• _Directions for this task_
What is needed is an exact copy of all the records, written out in full.

• _Exercise inputs_
* * * * * * * * *

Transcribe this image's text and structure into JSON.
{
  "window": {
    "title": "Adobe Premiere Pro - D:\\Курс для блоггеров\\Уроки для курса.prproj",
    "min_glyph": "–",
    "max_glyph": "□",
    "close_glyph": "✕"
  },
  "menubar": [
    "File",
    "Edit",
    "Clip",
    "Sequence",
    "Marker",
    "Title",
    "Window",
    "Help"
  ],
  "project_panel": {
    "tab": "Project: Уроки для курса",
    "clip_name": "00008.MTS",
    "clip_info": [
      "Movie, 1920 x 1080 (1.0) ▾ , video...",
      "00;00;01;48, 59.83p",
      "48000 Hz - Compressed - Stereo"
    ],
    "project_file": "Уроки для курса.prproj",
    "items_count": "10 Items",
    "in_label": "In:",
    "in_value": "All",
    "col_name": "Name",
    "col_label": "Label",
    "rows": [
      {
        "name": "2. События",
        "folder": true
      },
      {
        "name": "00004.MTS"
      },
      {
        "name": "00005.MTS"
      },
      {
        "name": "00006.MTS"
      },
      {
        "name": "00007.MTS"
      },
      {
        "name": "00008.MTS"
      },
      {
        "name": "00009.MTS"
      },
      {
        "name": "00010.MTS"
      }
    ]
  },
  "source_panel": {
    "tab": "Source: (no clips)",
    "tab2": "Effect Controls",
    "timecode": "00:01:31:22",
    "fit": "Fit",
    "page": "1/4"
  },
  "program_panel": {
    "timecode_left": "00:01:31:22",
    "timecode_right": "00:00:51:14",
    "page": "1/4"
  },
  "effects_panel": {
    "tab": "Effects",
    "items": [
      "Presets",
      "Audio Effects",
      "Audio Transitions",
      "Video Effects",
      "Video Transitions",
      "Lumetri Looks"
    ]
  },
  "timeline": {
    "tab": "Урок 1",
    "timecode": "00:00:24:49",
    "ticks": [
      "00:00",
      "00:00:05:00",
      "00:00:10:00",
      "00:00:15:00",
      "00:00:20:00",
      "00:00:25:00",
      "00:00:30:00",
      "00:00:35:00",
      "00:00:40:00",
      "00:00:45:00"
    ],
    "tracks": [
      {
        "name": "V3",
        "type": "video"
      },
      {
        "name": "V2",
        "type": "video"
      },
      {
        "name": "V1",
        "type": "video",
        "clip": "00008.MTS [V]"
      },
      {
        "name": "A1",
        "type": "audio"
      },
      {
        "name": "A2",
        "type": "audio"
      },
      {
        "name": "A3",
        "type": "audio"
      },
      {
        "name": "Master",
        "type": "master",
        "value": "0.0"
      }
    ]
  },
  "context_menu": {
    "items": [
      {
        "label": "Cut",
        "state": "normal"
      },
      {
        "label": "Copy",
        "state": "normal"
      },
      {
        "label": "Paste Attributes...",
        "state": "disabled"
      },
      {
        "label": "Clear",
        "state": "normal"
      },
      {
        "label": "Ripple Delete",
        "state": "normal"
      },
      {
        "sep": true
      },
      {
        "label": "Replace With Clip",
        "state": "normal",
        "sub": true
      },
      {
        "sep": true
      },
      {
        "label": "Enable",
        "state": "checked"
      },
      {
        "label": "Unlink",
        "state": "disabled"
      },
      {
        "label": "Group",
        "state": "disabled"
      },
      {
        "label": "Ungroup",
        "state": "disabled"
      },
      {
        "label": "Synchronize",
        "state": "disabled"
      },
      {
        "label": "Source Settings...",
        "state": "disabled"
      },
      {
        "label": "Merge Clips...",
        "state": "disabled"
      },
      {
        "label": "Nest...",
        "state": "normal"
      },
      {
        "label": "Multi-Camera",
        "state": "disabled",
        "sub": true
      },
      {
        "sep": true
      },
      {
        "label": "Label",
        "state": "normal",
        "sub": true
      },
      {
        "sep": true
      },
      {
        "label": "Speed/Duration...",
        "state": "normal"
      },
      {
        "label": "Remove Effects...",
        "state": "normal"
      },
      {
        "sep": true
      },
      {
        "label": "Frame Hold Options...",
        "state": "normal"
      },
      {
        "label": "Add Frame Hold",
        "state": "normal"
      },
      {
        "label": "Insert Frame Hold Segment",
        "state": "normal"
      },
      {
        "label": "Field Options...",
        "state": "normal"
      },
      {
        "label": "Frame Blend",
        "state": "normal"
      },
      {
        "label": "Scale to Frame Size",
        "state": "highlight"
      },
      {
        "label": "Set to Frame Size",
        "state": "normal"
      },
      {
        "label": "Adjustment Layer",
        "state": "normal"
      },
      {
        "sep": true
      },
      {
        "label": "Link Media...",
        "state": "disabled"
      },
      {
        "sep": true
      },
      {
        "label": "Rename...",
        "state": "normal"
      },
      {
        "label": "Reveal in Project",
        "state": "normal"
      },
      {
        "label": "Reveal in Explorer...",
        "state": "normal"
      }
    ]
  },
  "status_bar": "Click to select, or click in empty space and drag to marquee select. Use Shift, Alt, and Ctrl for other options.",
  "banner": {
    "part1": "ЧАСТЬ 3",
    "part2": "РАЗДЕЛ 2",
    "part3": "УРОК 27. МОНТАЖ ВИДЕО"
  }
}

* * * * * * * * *

• _Response to this task_
Transcribe this image's text and structure into JSON.
{
  "window": {
    "title": "Adobe Premiere Pro - D:\\Курс для блоггеров\\Уроки для курса.prproj",
    "min_glyph": "–",
    "max_glyph": "□",
    "close_glyph": "✕"
  },
  "menubar": [
    "File",
    "Edit",
    "Clip",
    "Sequence",
    "Marker",
    "Title",
    "Window",
    "Help"
  ],
  "project_panel": {
    "tab": "Project: Уроки для курса",
    "clip_name": "00008.MTS",
    "clip_info": [
      "Movie, 1920 x 1080 (1.0) ▾ , video...",
      "00;00;01;48, 59.83p",
      "48000 Hz - Compressed - Stereo"
    ],
    "project_file": "Уроки для курса.prproj",
    "items_count": "10 Items",
    "in_label": "In:",
    "in_value": "All",
    "col_name": "Name",
    "col_label": "Label",
    "rows": [
      {
        "name": "2. События",
        "folder": true
      },
      {
        "name": "00004.MTS"
      },
      {
        "name": "00005.MTS"
      },
      {
        "name": "00006.MTS"
      },
      {
        "name": "00007.MTS"
      },
      {
        "name": "00008.MTS"
      },
      {
        "name": "00009.MTS"
      },
      {
        "name": "00010.MTS"
      }
    ]
  },
  "source_panel": {
    "tab": "Source: (no clips)",
    "tab2": "Effect Controls",
    "timecode": "00:01:31:22",
    "fit": "Fit",
    "page": "1/4"
  },
  "program_panel": {
    "timecode_left": "00:01:31:22",
    "timecode_right": "00:00:51:14",
    "page": "1/4"
  },
  "effects_panel": {
    "tab": "Effects",
    "items": [
      "Presets",
      "Audio Effects",
      "Audio Transitions",
      "Video Effects",
      "Video Transitions",
      "Lumetri Looks"
    ]
  },
  "timeline": {
    "tab": "Урок 1",
    "timecode": "00:00:24:49",
    "ticks": [
      "00:00",
      "00:00:05:00",
      "00:00:10:00",
      "00:00:15:00",
      "00:00:20:00",
      "00:00:25:00",
      "00:00:30:00",
      "00:00:35:00",
      "00:00:40:00",
      "00:00:45:00"
    ],
    "tracks": [
      {
        "name": "V3",
        "type": "video"
      },
      {
        "name": "V2",
        "type": "video"
      },
      {
        "name": "V1",
        "type": "video",
        "clip": "00008.MTS [V]"
      },
      {
        "name": "A1",
        "type": "audio"
      },
      {
        "name": "A2",
        "type": "audio"
      },
      {
        "name": "A3",
        "type": "audio"
      },
      {
        "name": "Master",
        "type": "master",
        "value": "0.0"
      }
    ]
  },
  "context_menu": {
    "items": [
      {
        "label": "Cut",
        "state": "normal"
      },
      {
        "label": "Copy",
        "state": "normal"
      },
      {
        "label": "Paste Attributes...",
        "state": "disabled"
      },
      {
        "label": "Clear",
        "state": "normal"
      },
      {
        "label": "Ripple Delete",
        "state": "normal"
      },
      {
        "sep": true
      },
      {
        "label": "Replace With Clip",
        "state": "normal",
        "sub": true
      },
      {
        "sep": true
      },
      {
        "label": "Enable",
        "state": "checked"
      },
      {
        "label": "Unlink",
        "state": "disabled"
      },
      {
        "label": "Group",
        "state": "disabled"
      },
      {
        "label": "Ungroup",
        "state": "disabled"
      },
      {
        "label": "Synchronize",
        "state": "disabled"
      },
      {
        "label": "Source Settings...",
        "state": "disabled"
      },
      {
        "label": "Merge Clips...",
        "state": "disabled"
      },
      {
        "label": "Nest...",
        "state": "normal"
      },
      {
        "label": "Multi-Camera",
        "state": "disabled",
        "sub": true
      },
      {
        "sep": true
      },
      {
        "label": "Label",
        "state": "normal",
        "sub": true
      },
      {
        "sep": true
      },
      {
        "label": "Speed/Duration...",
        "state": "normal"
      },
      {
        "label": "Remove Effects...",
        "state": "normal"
      },
      {
        "sep": true
      },
      {
        "label": "Frame Hold Options...",
        "state": "normal"
      },
      {
        "label": "Add Frame Hold",
        "state": "normal"
      },
      {
        "label": "Insert Frame Hold Segment",
        "state": "normal"
      },
      {
        "label": "Field Options...",
        "state": "normal"
      },
      {
        "label": "Frame Blend",
        "state": "normal"
      },
      {
        "label": "Scale to Frame Size",
        "state": "highlight"
      },
      {
        "label": "Set to Frame Size",
        "state": "normal"
      },
      {
        "label": "Adjustment Layer",
        "state": "normal"
      },
      {
        "sep": true
      },
      {
        "label": "Link Media...",
        "state": "disabled"
      },
      {
        "sep": true
      },
      {
        "label": "Rename...",
        "state": "normal"
      },
      {
        "label": "Reveal in Project",
        "state": "normal"
      },
      {
        "label": "Reveal in Explorer...",
        "state": "normal"
      }
    ]
  },
  "status_bar": "Click to select, or click in empty space and drag to marquee select. Use Shift, Alt, and Ctrl for other options.",
  "banner": {
    "part1": "ЧАСТЬ 3",
    "part2": "РАЗДЕЛ 2",
    "part3": "УРОК 27. МОНТАЖ ВИДЕО"
  }
}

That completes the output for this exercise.